Microsoft Opens Up With Linux Support
Microsoft has done what could have once been considered unthinkable: It has begun to support Linux in its products. In a keynote speech given at the Microsoft Management Summit in Las Vegas, CEO Steve Ballmer laid out the company's plans to expand its virtualization software to support other platforms, including Linux.
Microsoft's Virtual Server leverages Windows Server 2003 as a platform for running multiple operating systems on a single machine, each insolated from one another. Windows Server 2003 is the "host" OS that can be configured to run virtual machines for "guest" operating systems, including Windows NT and 2000, OS/2 and Unix.
Microsoft acquired Virtual Server from Connectix in February of 2003. At the time of the acquisition, Linux was a supported guest operating system, but was later stricken from product literature after the software was branded by Microsoft.
Service Pack 1 for Virtual Server 2005, however, will include officially sanctioned support for Linux when it ships later this year. Other improvements come as a result of tightened integration with Microsoft Operations Manager (MOM), which eases manageability.
Developers of competing virtualization software have historically supported Linux. VMware offers customers a library of virtual machines for x86 operating systems including Windows, Linux, Novell NetWare and Sun's Solaris.
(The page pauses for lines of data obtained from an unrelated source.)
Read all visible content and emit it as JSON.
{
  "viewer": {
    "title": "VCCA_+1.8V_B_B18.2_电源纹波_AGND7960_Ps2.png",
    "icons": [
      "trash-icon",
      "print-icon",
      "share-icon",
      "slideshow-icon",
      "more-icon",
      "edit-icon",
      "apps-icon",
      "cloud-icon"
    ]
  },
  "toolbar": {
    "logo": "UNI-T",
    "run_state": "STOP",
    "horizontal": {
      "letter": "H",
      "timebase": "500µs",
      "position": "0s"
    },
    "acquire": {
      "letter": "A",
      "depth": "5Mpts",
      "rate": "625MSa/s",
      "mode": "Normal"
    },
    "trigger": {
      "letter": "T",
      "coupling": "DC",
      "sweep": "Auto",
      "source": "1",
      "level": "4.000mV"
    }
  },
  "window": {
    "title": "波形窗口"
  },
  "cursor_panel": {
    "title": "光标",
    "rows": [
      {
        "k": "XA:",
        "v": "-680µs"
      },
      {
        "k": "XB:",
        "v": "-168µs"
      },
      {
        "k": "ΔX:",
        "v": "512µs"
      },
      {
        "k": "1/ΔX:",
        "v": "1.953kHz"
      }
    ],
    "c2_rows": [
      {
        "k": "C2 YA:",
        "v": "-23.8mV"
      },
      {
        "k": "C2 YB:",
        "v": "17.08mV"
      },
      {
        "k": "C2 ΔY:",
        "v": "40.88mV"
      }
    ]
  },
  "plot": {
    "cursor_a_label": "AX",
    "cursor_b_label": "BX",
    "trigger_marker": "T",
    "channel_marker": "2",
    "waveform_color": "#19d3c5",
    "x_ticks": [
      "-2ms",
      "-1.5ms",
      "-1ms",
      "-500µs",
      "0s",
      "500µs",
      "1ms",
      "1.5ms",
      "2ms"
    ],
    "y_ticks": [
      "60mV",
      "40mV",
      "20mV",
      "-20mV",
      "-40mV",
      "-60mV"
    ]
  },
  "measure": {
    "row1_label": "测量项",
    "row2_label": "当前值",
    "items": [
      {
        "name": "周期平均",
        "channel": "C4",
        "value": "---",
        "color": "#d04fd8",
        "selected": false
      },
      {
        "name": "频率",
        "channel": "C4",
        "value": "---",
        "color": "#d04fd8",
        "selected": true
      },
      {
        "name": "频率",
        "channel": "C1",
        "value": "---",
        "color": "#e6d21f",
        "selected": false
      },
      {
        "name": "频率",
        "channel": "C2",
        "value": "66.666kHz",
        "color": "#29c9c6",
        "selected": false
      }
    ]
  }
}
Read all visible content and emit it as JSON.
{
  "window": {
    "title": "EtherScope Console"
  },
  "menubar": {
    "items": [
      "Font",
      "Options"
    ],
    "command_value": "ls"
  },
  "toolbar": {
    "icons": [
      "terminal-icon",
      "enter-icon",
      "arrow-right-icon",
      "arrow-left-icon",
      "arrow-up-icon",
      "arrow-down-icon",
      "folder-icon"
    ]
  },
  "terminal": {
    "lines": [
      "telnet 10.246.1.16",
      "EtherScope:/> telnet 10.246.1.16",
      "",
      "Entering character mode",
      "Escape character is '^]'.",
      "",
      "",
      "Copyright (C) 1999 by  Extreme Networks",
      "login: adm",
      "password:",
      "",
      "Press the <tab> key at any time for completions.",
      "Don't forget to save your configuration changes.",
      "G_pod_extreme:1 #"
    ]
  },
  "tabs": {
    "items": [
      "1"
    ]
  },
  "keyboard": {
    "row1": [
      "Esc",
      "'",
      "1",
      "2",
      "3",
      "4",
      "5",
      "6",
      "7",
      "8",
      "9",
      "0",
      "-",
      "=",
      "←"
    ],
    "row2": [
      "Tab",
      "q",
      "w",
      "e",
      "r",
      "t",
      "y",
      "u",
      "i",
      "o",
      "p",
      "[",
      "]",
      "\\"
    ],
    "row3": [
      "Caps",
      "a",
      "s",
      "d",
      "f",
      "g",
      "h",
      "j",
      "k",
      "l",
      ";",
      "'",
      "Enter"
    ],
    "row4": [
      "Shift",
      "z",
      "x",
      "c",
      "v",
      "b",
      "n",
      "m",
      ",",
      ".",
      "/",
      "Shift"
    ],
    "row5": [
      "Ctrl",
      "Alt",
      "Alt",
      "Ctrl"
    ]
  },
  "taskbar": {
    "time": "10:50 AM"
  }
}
The theme of Ballmer's keynote was interoperability. "We've added support for non-Windows virtual machines being hosted on top of our Virtual Server product, including support for Linux. Remember what I said earlier about interoperability? We're really believing that," he said.
"We know folks are going to want to run Windows systems and Linux systems and other systems together on top of our Virtual Server and Windows. You'll see support for that later in the year."
In reaction to Ballmer's announcement, many Linux proponents reacted incredulously in Web logs, pointing out Microsoft's legacy of speaking out against Linux as a platform. Moreover, Microsoft has specifically targeted Linux through integrated marketing campaigns including "Get the Facts."
But Microsoft's reversal of its interoperability stance was welcomed by some who credited Microsoft for listening to its consumer base. Although, industry analysts questioned the specific reasoning behind adding Linux support to Virtual Server.
"I'm struggling to imagine common, realistic scenarios where someone would want to run Linux via Virtual Server on top of Windows Server. If Linux and Windows ran on different hardware, perhaps," Jupiter Research senior analyst Joe Wilcox told BetaNews.
"I do see PR advantage for Microsoft with some larger customers prioritizing around interoperability, and with the EU, where Windows Server all huggy and kissy with Linux might sway some governments and regulators."